We should never put questions of human rights to an opinion poll. Senator Richard di Natale, Facebook, August 2016
This statement by the Greens leader rests on a distinction between values which justify rights and a popular opinion of what these values require. Values are the abstract standards by which we judge opinions as good or bad, right or wrong whereas opinions - however strident or popular - are not a standard of any kind, just another fact about human nature.
Those who treat rights as a matter of counting heads forget they are in essence anti-majoritarian claims. For if rights are required by values such as justice, humanity and human dignity, their rationale must be to uphold these values against popular opinion as well as the policies of those in power - both may be based on prejudice, ignorance or self-interest.

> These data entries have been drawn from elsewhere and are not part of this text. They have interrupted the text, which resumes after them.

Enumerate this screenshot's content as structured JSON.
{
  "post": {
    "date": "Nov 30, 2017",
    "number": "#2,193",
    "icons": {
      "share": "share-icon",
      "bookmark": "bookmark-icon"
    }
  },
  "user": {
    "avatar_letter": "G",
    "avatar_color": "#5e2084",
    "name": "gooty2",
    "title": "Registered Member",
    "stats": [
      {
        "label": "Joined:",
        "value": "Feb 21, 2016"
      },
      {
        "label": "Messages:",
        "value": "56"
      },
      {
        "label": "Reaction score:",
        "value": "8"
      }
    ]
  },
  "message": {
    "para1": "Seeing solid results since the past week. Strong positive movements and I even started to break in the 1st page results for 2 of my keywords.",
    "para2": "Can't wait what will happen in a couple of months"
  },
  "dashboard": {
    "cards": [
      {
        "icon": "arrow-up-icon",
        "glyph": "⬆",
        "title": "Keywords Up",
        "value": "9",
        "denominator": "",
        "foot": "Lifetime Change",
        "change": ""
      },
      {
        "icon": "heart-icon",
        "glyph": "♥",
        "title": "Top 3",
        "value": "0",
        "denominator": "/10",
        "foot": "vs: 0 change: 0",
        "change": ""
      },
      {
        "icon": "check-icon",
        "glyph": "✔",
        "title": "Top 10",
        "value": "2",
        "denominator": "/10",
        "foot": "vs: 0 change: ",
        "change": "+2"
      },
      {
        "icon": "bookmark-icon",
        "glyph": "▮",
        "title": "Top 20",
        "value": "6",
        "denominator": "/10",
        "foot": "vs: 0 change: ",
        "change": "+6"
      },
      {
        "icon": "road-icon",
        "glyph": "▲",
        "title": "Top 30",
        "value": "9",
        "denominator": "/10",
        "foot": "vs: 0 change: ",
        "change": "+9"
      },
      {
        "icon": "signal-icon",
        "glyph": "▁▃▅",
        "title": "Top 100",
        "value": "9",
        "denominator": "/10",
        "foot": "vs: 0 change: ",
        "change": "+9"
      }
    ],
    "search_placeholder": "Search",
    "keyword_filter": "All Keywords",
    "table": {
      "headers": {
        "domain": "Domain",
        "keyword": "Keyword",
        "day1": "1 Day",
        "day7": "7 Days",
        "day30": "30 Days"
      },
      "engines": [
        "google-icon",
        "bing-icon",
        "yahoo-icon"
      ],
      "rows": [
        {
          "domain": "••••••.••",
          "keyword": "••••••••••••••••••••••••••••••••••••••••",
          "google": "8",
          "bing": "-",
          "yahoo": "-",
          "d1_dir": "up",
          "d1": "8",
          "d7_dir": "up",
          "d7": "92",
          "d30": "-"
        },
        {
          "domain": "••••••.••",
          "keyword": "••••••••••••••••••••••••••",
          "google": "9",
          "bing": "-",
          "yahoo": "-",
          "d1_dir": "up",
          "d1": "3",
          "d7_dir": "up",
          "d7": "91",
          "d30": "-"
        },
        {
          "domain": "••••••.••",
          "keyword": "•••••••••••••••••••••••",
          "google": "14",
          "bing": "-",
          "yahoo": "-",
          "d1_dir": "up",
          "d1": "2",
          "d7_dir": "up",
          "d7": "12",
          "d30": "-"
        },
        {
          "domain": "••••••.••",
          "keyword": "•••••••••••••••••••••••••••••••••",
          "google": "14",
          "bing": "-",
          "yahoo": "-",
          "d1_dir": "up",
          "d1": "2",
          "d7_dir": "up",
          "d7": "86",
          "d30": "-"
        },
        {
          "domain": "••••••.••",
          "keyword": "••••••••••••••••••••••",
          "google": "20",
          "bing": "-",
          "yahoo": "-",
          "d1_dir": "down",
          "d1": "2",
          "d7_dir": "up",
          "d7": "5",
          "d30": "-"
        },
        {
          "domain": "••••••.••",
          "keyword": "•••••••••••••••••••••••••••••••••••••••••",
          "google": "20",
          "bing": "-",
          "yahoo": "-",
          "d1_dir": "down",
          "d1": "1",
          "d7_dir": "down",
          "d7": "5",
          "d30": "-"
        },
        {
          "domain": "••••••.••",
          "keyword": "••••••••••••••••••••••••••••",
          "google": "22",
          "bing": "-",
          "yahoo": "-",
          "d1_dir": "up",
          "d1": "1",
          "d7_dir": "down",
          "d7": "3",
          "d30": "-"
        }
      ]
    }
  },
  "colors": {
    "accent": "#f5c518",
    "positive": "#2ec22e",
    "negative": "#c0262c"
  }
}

If things were otherwise we would lose our rights whenever public opinion is unfavorable. In politics it would mean a majority could, in the name of democracy, outlaw minority parties, confiscate their property, imprison members and execute leaders, as has occurred in Egypt in recent years.
It follows that to take rights seriously one must argue for them, and for the laws or actions they require, by appealing to the values in point, not to the opinions of other people, however numerous or distinguished. It means that judgments about rights are intrinsically personal - that they cannot be delegated to anyone else, not even a majority.
This feature adds a special dimension to the debate whether the issue of same-sex marriage should be decided by a plebiscite or parliament. It means those who vote, whether as citizens or as representatives, must act on their own judgment and conscience, regardless of popular opinion, doctrines of party unity and the views of party leaders.
Many politicians have a different view. They think democracy means doing what most people want. But this is, surely, a misunderstanding - democratic theory says only that the majority has a stronger right to make the laws than anyone else - it does not say the laws a majority makes are for that reason moral. That will depend on the values of the community and judgments of values are, as noted, inherently personal.
Turning now to this preliminary debate, politics commentator Samantha Maiden, writing in the Hobart Mercury on August 21, summed up the likely effect of Labor's plan to pre-empt the plebiscite by introducing laws in Parliament to legalise same-sex marriage. It will, she explains, be a 'big call'.
"The Coalition holds 76 seats in the 150-seat House of Representatives with Labor, the Greens and the independents commanding 74 votes combined. They would need two Liberal MPs to cross the floor … to pass the legislation, an unlikely quest."
Maiden may well be right, but she assumes no reasonable person could expect Liberals to take a principled stand, rather than vote the party line. This is despite the fact that many believe Parliament should treat this as an important issue of principle, and for the reasons recently invoked by Michael Kirby, a distinguished former High Court Judge, on Fran Kelly's ABC Breakfast Program.
Those who seek to apportion blame for the impasse need to distinguish party unity from the Westminster doctrine of joint cabinet responsibility, to which the Prime Minister is firmly committed. He sees this as requiring ministers, including himself, to defend Cabinet policy, that is, the policy of a consensus or majority. A minister who thinks this policy is wrong and wishes to say so must first resign.
When Turnbull defeated Abbott it was clear he disagreed with many social and economic policies the Cabinet had pursued under Abbott's conservative leadership, and no one outside the discussions knows which if any he promised to continue. What is clear, however, is that he saw himself as bound by the Westminster doctrine to support those policies he could not persuade front-benchers to change.